The simple beauty of having your own photography website is that it can serve as the ideal space to showcase your talent.

As you build your site, it’s worth thinking about the scope of your photographic skills and how to present them in their best light. Your website should be constructed as an eye-catching showcase for the full range of your skills and talent.

There are different ways to approach this. You can go minimalist and present a carefully distilled, pared down, selection of your absolute best images. Or you can aim for something broader in scope; presenting a wide range of work that gives a sense of just how active and productive you are, emphasizing the breadth and diversity of your talent.
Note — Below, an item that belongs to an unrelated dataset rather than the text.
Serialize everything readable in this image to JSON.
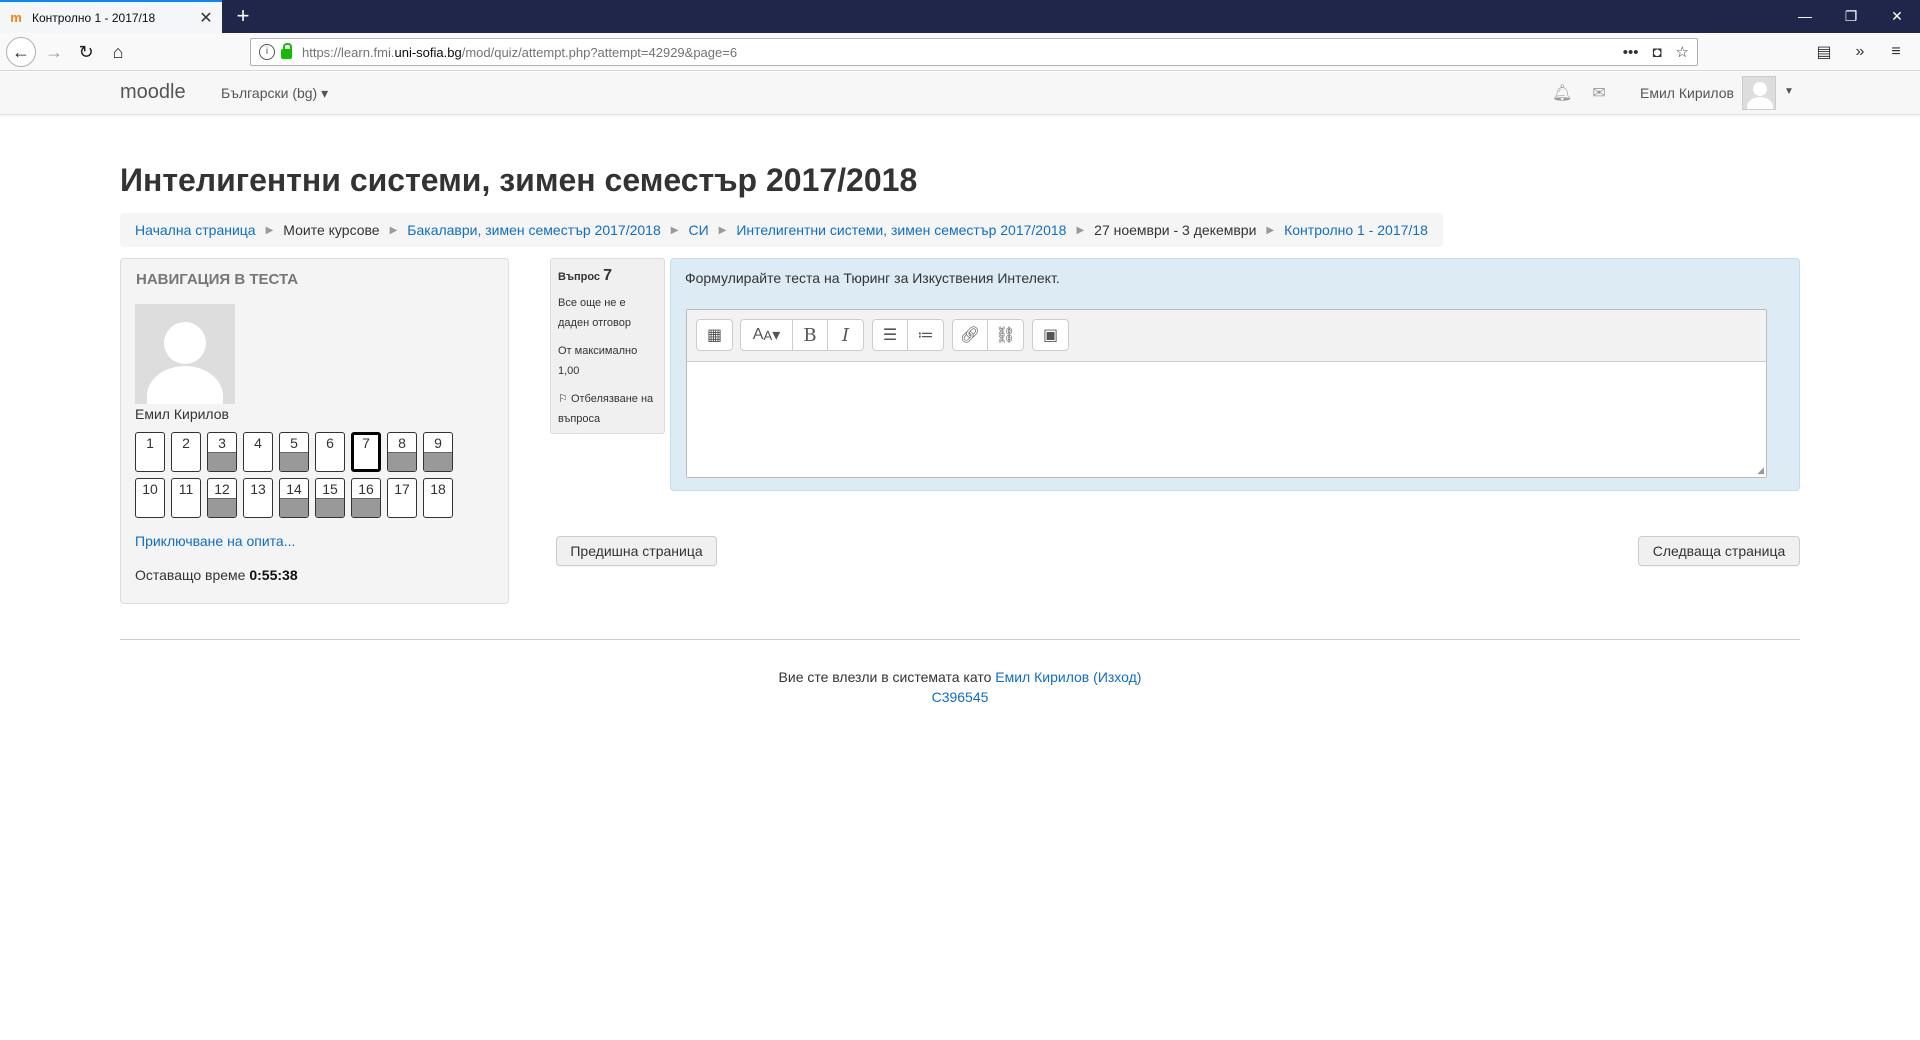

Remember though, whatever you display will represent you and your talent. If you do decide to make your website a broader statement of your work, always be rigorously selective. Visitors will judge your talent by what they see.

4. Create a space for your creativity

There are of course, different ways to approach a photography website. On the one hand, you could see it as a static statement, almost like a printed brochure that remains largely unchanged, a definitive showcase for your skills and talent.

Alternatively, you might want to use your site as a fluid forum for you to express your ever-changing creative vision. As such, it will become a space that is alive and evolutive – reflecting the changing ‘seasons’ of your personal creative journey.

If you adopt this more creative approach, your website can become much more of an experimental space; a place where followers can track your work and career. If you do decide to go for this dynamic approach, you’ll probably want to change the content of your site frequently, actively promoting each new collection of your work as actively as possible.

Lastly, if you’re going to be changing and updating your site frequently, take care to select a website builder that is intuitive and fast to use. It might help to link your website to your archive too, a feature that our LightRocket website builder offers.

Photo by Photo by Mikhail Nilov

5. A tool to market your photography

As you approach the challenge of creating a photography website, you should naturally see it as an opportunity to market your work and build your personal brand. Think about the direction of your photographic career and construct your site to reflect your priorities.

If you’re aiming to sell prints, make sure you find a website provider that includes print services in their offering. However, if you’re looking for assignments, think about how best you can showcase your skill and experience as an assignment photographer.

For example, you might want to include samples of published work (usually called ‘tear sheets’) to serve as proof that you’ve successfully completed assignments for paying clients (the more high-profile the client, the better). Examples of published work are a fantastic way to boost your credibility.

Let’s not forget about the leveraging the power of the internet. A big part of your marketing approach should also be driven by Search Engine Optimization (SEO). After all, if your site can’t be found, then you’re unlikely to make many sales or get any assignments. Most providers include specific SEO tools in their website builders and LightRocket is no exception.


Written by Yvan Cohen | Yvan’s been shooting documentary photography for over 30 years. He’s a co-founder of LightRocket and continues to shoot photo projects around South East Asia.

To read more helpful articles on photography, check out our blog page.

Join our growing photographer community at LightRocket and get powerful archive management and website building tools for free!

Photography tools
Total
9
Shares
Leave a Reply

Your email address will not be published.

Previous Post

5 Reasons to Love Traditional Film Photography

Next Post
Flash photography: to flash or not to flash

Flash Photography: To Flash or Not to Flash

Related Posts